(Dataset rows for apps and sites)
-*-*-
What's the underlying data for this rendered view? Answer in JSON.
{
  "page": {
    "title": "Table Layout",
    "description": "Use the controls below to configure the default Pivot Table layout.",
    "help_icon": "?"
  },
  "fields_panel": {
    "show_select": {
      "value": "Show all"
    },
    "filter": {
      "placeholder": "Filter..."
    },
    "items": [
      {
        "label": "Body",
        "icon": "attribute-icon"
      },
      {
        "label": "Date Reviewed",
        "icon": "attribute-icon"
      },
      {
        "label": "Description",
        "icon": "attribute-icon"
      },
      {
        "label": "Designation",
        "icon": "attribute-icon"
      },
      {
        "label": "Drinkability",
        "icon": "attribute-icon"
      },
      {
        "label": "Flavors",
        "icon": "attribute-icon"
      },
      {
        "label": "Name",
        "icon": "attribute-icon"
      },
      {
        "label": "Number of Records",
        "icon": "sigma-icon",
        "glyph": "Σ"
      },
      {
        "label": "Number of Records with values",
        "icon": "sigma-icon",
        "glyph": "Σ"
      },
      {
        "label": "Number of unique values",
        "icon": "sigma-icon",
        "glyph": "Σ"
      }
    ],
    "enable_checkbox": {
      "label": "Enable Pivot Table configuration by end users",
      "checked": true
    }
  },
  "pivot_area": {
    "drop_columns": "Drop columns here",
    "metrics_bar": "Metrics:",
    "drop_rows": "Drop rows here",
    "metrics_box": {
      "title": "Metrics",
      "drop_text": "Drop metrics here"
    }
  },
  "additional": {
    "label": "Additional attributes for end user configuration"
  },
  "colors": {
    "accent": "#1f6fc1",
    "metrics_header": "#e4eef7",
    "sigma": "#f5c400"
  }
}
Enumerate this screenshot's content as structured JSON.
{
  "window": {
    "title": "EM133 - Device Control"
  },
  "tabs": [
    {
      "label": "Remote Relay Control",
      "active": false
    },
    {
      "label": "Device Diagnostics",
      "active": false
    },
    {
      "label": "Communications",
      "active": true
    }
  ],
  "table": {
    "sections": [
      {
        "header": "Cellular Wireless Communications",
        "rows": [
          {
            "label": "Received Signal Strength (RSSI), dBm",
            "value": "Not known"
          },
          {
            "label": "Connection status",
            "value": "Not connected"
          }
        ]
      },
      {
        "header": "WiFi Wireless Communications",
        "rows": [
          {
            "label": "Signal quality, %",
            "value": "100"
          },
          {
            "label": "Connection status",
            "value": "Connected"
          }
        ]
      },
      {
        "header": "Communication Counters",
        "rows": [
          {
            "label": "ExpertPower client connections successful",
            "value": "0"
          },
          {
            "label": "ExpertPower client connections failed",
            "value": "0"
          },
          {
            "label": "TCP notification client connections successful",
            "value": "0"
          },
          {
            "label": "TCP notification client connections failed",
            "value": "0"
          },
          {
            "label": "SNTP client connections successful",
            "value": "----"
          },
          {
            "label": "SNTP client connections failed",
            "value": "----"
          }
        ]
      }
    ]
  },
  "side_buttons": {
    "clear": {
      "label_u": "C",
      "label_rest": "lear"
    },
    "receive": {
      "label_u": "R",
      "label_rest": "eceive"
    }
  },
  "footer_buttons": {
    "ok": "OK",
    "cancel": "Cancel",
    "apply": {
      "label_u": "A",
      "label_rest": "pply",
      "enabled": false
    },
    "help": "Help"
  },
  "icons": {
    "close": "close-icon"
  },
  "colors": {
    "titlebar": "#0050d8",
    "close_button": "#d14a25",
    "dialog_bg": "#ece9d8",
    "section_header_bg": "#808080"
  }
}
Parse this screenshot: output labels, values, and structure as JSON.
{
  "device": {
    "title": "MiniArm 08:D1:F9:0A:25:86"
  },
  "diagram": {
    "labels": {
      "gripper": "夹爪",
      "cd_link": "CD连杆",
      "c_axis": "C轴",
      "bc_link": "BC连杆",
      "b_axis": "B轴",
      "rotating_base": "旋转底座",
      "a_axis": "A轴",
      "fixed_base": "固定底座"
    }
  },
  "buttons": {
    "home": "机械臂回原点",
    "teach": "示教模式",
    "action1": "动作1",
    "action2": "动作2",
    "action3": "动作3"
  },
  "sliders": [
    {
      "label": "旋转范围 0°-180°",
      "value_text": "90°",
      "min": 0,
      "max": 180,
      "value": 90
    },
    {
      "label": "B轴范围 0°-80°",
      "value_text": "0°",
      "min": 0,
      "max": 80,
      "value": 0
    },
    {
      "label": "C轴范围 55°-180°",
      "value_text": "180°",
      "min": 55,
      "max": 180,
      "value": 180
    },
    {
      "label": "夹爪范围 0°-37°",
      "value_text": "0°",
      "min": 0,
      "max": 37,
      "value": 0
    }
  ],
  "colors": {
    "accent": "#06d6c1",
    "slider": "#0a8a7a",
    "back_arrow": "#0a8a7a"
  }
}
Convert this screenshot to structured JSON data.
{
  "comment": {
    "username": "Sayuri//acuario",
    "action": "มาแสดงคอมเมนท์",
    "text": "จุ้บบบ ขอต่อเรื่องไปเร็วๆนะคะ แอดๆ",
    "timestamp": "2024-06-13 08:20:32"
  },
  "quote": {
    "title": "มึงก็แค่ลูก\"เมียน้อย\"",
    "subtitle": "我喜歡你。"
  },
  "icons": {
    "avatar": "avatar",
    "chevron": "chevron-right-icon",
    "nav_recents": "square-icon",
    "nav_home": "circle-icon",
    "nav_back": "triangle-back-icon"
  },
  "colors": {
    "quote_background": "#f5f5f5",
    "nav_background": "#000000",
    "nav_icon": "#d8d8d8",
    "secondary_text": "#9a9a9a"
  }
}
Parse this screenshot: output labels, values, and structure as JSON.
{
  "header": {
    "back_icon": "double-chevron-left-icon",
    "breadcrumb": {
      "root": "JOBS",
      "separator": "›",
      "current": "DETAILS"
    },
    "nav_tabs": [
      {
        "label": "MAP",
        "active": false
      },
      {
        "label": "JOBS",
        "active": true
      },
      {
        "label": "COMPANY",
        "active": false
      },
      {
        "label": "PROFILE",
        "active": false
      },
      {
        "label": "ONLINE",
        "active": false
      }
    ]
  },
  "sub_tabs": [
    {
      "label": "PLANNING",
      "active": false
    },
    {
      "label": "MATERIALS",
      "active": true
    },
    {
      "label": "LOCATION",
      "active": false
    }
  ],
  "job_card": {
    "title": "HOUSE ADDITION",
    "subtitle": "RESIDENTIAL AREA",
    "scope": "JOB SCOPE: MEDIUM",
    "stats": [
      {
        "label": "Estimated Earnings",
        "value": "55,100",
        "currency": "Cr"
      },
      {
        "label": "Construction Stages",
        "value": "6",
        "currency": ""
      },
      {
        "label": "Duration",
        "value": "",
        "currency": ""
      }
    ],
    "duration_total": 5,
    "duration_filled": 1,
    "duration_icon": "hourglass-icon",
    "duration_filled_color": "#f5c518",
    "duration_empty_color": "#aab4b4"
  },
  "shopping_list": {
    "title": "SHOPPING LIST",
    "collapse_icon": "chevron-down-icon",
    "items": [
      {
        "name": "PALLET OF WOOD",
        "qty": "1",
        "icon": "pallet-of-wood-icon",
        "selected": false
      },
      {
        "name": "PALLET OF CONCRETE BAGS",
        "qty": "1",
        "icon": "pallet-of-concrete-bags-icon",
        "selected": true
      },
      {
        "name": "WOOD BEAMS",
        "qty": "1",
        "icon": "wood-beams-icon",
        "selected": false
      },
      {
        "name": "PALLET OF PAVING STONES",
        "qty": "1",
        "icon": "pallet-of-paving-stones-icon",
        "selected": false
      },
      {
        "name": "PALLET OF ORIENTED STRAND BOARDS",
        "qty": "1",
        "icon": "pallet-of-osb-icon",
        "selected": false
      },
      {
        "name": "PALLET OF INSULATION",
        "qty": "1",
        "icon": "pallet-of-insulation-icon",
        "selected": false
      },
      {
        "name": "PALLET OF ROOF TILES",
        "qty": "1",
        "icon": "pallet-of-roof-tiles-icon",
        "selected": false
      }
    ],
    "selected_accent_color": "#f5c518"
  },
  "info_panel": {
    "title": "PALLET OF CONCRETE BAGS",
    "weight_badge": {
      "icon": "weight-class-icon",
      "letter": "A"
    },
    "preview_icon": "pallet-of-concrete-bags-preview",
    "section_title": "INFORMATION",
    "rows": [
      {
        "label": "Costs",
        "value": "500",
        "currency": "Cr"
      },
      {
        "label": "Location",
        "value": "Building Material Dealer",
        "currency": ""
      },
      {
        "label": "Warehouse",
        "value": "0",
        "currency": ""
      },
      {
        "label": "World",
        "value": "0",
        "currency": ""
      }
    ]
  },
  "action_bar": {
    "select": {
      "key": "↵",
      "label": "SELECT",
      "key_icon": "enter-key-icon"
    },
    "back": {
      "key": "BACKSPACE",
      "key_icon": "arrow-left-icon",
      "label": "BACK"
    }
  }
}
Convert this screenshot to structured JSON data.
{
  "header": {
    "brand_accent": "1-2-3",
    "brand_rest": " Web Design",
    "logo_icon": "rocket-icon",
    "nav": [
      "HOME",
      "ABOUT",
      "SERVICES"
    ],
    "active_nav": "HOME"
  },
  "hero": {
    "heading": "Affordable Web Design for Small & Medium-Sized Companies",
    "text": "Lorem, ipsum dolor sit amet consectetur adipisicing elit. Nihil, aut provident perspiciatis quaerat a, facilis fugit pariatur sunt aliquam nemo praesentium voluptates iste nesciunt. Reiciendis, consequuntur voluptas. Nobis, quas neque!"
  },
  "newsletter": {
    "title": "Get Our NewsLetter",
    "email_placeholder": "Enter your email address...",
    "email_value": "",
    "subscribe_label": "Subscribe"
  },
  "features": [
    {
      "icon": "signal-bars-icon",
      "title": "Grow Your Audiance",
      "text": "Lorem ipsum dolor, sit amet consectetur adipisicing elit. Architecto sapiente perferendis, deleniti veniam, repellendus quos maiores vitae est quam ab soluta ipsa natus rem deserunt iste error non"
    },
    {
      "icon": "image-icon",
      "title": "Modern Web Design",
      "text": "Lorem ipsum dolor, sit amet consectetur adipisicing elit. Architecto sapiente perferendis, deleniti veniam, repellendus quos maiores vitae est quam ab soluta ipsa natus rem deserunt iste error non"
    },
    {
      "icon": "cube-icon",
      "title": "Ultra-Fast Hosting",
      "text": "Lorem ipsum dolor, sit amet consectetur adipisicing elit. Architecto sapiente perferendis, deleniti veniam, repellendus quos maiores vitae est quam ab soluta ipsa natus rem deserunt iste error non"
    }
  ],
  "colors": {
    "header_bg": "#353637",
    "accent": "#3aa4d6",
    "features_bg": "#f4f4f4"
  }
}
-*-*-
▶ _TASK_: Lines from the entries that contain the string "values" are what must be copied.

▶ _RESPONSE TO THIS EXERCISE_:
        "label": "Number of Records with values",
        "label": "Number of unique values",
Parse this screenshot: output labels, values, and structure as JSON.
Parse this screenshot: output labels, values, and structure as JSON.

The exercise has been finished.